History Test

July 13, 2000

Do the words "Give me liberty or give me death" sound only vaguely familiar? Are you unsure who was "the architect of the Constitution"? Well, you are not alone.

Nearly 80 percent of seniors at 55 top colleges (including Harvard and Princeton) could not pass a high-school level American history test. In other words, they received a D or an F on a 34-question test aimed at high school students.

More than a third of the students tested in December 1999 didn't know that the Constitution established the division of power in American government. This is but one of the many glaring errors found by the Center for Survey Research and Analysis.

Now the students weren't completely ignorant. For example, 99 percent of the seniors could identify foul-mouthed "Beavis and Butthead" as "television cartoon characters." The problems they had were with history. Only 23 percent could identify James Madison as the principal framer of the Constitution.

Senator Joseph Liberman (D-CT) lamented the findings. Quoting Jefferson, he said that "if a nation expects to be ignorant and free it expects what never was and never will be." Liberman argued that "this nation seems well on its way to testing this proposition."

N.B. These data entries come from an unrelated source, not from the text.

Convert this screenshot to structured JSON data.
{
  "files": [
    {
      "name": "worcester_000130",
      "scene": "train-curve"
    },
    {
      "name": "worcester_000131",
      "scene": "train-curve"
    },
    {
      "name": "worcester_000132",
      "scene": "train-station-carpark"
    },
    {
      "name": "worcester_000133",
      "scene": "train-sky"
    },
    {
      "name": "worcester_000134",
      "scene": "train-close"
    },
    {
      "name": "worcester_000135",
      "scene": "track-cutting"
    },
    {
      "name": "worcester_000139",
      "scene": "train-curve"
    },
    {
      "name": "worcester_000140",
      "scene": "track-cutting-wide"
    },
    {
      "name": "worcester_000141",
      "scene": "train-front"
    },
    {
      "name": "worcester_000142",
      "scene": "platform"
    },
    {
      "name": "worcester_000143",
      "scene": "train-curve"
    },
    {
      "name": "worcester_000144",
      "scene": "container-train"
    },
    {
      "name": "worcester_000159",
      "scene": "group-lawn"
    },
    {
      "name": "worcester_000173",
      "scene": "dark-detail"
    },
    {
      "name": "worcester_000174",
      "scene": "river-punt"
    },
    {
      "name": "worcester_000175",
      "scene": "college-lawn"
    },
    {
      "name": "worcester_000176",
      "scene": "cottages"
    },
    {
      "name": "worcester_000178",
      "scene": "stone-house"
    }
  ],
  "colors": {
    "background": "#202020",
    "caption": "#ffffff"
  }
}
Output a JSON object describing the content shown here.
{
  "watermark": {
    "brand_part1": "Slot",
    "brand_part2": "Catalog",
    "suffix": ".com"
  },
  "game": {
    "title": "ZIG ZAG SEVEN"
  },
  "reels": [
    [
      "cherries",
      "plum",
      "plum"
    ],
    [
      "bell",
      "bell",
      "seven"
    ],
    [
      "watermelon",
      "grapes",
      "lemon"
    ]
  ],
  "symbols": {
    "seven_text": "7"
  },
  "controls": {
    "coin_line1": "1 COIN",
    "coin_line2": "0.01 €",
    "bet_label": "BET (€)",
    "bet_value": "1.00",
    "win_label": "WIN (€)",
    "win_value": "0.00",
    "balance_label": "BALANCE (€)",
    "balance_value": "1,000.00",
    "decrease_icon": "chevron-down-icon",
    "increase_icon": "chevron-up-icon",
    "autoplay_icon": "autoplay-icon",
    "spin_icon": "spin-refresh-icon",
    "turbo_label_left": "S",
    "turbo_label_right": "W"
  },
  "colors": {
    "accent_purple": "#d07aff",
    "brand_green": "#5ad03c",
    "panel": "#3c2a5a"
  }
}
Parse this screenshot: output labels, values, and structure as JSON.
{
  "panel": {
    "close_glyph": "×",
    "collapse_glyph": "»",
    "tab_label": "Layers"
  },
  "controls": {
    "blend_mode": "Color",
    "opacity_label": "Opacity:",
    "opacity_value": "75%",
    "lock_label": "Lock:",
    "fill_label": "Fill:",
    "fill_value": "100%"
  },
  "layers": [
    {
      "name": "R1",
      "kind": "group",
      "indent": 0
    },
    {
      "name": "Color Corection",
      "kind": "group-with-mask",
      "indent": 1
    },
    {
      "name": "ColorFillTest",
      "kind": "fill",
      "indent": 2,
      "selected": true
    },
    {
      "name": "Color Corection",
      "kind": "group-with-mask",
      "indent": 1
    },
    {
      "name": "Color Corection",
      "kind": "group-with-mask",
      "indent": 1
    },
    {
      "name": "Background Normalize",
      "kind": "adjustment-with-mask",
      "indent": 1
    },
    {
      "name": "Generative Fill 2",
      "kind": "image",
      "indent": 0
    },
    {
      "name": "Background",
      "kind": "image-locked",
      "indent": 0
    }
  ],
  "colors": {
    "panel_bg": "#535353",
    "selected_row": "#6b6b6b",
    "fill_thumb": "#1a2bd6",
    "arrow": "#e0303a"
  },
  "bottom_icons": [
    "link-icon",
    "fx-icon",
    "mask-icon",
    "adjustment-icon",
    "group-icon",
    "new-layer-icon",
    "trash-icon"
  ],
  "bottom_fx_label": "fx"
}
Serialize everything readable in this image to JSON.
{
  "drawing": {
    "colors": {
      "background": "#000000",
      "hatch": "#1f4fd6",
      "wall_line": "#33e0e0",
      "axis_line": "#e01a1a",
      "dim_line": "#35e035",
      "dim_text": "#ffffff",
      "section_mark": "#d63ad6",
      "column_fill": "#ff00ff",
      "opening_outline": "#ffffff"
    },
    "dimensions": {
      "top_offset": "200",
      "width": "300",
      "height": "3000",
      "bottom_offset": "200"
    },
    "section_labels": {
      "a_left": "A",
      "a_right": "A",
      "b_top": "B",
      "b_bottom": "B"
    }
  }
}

So how do we solve this problem? Perhaps the first thing to do would be to require a course in American history. One study found that none of the 55 schools surveyed required American history for graduation. Students are allowed to graduate with a dismal understanding of America's historical foundations.

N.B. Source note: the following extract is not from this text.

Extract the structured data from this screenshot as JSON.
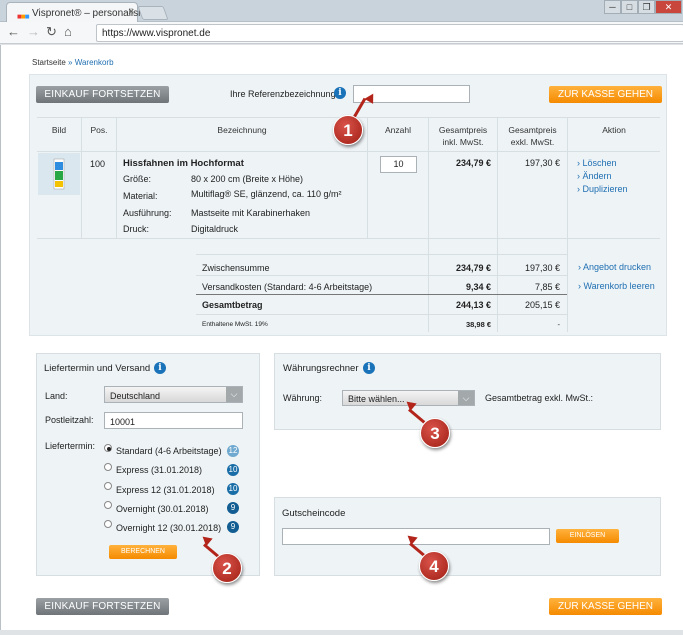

Second, I believe we should also teach the Christian roots of American history. If this isn't being taught in the public schools, then we need to teach this in our Christian schools, in our Sunday Schools, and in our homes. We cannot let your children be ignorant of history.

I'm Kerby Anderson of Probe Ministries, and that's my opinion.